The square is surrounded by local cafés such as La Brocante where dealers gather in the early hours for a coffee or a beer. There are also several restaurants where you can get a cheap lunch like the fish snack bar Mar del Sur.
A new cooperative brewery and bakery Mazette, due to open in February 2022, might bring a more hipster mood. But the square still remains a solid working class neighbourhood.
You might have puzzled over the name of the square – Place du Jeu de Balle in French, and Vossenplein in Dutch. The French name is simple. It comes from a ball game played here in the mid-19th century.
But what about the Dutch name Vossenplein (literally, Foxes Square). It turns out this had nothing to do with urban foxes. There was once a factory on this spot called Usine Renard. It manufactured some of the earliest steam trains to run in Belgium until it went bust in the 1840s.

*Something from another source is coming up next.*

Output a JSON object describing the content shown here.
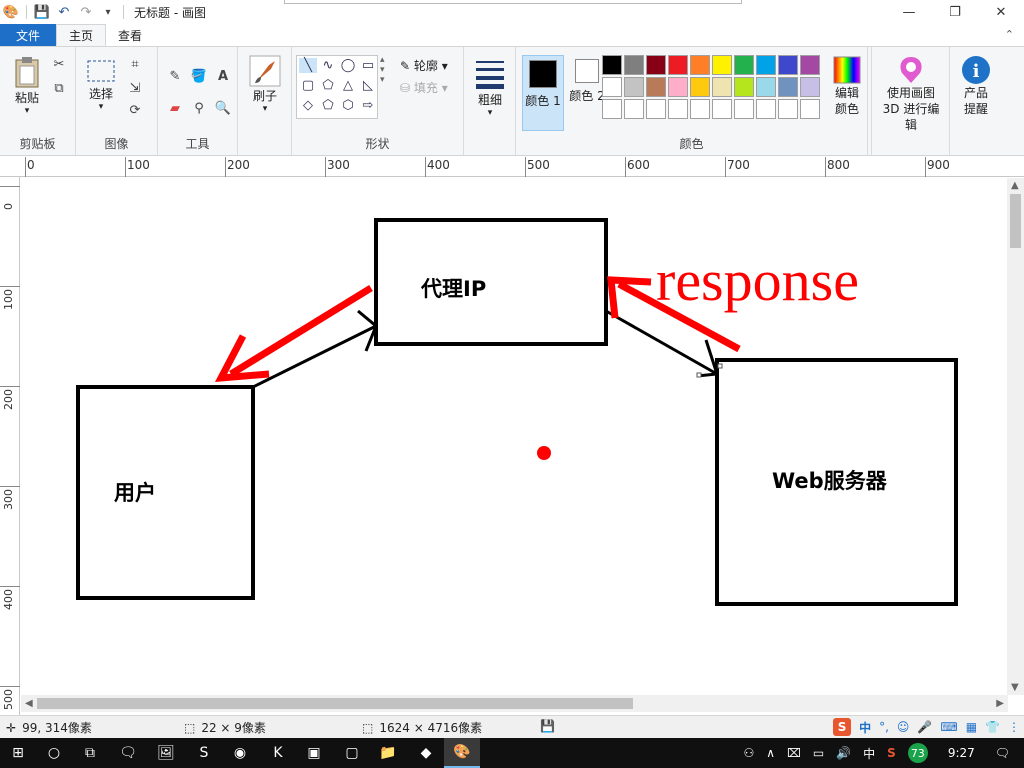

The industrial sheds were eventually torn down in 1851 to create a vast open space. A fire station was built at one end, along with public baths. But the rest of the square was left empty. That’s when people started playing ball games. But the games had to stop when the old market was moved here.

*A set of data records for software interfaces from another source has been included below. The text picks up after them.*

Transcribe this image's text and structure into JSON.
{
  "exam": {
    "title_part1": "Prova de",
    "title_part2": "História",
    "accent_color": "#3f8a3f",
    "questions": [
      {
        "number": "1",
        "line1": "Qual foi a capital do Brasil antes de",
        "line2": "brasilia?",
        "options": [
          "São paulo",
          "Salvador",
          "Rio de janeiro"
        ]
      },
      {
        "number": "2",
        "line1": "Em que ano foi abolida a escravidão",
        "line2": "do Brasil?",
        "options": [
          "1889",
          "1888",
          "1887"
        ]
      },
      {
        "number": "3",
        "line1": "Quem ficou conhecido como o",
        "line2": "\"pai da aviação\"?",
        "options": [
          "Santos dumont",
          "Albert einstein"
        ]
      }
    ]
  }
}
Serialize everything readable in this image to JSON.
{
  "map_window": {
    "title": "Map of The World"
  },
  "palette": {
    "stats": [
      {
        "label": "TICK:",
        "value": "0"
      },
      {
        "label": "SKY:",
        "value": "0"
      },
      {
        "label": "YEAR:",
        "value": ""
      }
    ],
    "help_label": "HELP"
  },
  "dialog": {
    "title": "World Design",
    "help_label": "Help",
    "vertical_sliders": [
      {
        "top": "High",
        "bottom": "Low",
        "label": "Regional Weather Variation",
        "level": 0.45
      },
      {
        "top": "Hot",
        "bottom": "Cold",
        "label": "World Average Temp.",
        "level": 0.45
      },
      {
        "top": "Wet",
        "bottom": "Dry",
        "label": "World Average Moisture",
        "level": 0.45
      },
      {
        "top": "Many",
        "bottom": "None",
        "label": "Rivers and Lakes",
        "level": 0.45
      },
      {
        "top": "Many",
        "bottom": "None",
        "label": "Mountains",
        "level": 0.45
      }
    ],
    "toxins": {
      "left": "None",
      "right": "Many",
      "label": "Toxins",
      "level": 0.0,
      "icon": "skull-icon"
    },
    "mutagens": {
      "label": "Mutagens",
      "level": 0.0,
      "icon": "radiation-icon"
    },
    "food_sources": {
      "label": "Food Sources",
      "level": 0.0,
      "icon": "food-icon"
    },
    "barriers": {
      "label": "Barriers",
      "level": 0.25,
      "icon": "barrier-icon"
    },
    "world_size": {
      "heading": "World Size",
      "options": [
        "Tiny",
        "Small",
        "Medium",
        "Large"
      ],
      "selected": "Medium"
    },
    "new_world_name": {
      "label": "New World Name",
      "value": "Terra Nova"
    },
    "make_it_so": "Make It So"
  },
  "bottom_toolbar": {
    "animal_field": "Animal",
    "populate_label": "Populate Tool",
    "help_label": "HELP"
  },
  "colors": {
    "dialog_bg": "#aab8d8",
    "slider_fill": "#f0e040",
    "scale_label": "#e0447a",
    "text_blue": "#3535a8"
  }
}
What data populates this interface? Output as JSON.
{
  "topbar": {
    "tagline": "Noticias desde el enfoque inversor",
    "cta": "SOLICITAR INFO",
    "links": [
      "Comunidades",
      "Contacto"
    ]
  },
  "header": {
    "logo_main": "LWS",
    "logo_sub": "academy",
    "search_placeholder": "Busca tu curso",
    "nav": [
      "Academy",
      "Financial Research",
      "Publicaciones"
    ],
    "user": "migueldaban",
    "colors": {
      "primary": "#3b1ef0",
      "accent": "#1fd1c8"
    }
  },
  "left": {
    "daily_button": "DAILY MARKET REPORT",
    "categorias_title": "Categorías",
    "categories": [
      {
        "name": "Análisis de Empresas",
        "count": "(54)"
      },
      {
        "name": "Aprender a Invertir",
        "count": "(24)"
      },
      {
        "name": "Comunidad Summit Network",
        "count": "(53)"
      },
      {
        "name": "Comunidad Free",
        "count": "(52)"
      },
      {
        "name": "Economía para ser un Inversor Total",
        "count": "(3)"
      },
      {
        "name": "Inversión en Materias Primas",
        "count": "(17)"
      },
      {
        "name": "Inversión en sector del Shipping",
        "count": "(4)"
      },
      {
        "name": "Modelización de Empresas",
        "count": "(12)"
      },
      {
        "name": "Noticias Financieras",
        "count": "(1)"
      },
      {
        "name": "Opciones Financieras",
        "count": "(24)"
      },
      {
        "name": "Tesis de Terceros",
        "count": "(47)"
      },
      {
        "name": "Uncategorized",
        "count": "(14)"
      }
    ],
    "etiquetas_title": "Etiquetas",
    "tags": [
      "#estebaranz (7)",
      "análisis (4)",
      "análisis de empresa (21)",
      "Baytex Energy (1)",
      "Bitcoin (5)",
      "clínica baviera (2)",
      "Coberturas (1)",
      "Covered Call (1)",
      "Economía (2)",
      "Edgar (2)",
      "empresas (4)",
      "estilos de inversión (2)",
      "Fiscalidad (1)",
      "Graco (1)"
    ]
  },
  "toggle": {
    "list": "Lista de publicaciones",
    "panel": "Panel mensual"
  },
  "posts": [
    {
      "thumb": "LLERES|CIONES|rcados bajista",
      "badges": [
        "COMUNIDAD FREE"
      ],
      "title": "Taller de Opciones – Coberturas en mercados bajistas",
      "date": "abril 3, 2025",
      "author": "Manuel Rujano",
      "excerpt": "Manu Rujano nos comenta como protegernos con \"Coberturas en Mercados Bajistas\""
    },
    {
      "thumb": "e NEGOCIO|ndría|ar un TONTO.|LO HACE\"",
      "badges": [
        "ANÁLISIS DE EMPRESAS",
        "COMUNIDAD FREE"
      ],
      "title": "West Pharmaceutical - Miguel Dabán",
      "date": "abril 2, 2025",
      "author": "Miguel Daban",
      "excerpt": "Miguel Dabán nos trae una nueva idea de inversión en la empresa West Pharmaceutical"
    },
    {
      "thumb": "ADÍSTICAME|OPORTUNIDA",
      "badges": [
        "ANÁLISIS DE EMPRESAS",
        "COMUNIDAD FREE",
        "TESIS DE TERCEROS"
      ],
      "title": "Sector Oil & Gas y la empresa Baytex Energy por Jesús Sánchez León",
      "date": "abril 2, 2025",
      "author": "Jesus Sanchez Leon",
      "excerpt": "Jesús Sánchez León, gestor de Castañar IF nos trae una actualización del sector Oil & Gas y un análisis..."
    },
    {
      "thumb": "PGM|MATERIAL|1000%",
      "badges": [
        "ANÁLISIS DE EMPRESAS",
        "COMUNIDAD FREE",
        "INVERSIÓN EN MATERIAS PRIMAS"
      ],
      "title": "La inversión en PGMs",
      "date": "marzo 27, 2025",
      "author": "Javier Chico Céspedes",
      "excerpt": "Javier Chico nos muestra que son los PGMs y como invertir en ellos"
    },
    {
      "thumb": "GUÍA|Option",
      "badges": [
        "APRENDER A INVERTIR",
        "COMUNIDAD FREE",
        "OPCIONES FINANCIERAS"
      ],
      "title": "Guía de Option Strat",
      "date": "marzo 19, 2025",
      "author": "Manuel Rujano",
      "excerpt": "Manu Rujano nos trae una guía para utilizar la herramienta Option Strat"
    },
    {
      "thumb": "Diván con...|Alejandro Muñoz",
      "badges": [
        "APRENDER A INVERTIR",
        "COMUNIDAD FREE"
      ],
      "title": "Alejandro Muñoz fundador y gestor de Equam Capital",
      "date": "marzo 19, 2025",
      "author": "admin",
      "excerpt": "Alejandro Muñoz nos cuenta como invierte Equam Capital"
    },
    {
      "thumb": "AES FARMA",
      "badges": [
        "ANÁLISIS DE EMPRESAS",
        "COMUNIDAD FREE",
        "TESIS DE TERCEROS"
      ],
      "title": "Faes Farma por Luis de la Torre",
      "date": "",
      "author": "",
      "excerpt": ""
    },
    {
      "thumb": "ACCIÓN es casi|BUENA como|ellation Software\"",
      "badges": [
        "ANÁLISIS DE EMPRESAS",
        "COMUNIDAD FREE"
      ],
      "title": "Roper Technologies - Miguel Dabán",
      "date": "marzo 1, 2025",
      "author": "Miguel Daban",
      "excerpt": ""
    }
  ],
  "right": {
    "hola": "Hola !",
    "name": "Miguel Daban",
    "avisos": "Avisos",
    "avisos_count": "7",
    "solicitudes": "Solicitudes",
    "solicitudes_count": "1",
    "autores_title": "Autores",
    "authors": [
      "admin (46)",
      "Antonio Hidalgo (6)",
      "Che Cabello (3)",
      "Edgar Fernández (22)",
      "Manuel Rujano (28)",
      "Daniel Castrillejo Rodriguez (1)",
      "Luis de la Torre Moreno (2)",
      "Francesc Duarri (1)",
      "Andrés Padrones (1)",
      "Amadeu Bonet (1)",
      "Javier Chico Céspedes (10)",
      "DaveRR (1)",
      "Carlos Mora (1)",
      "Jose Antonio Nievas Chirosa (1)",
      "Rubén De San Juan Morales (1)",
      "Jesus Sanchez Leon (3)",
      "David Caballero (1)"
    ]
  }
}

Almost no one knew about this factory until 1997 when the city was planning to build an underground car park on the square. The project led to the rediscovery of a vast air raid shelter built by the German army in 1942. Its two entrances were closed off at the end of the war and soon forgotten.
There were no records of this structure which incorporated the brick cellars of the vanished Renard factory. The city only recently released astonishing photographs showing the vaulted cellars painted with the order: Défense de cracher/Verboden te spuwen (Do not spit).
The car park project was eventually abandoned after angry protests. The city is now working on a plan to turn the underground site into a protected monument. The secret bunker could even become a tourist site.
Derek Blyth’s hidden secret of the day: Derek Blyth is the author of the bestselling “The 500 Hidden Secrets of Belgium”. He picks out one of his favourite hidden secrets for The Brussels Times every day.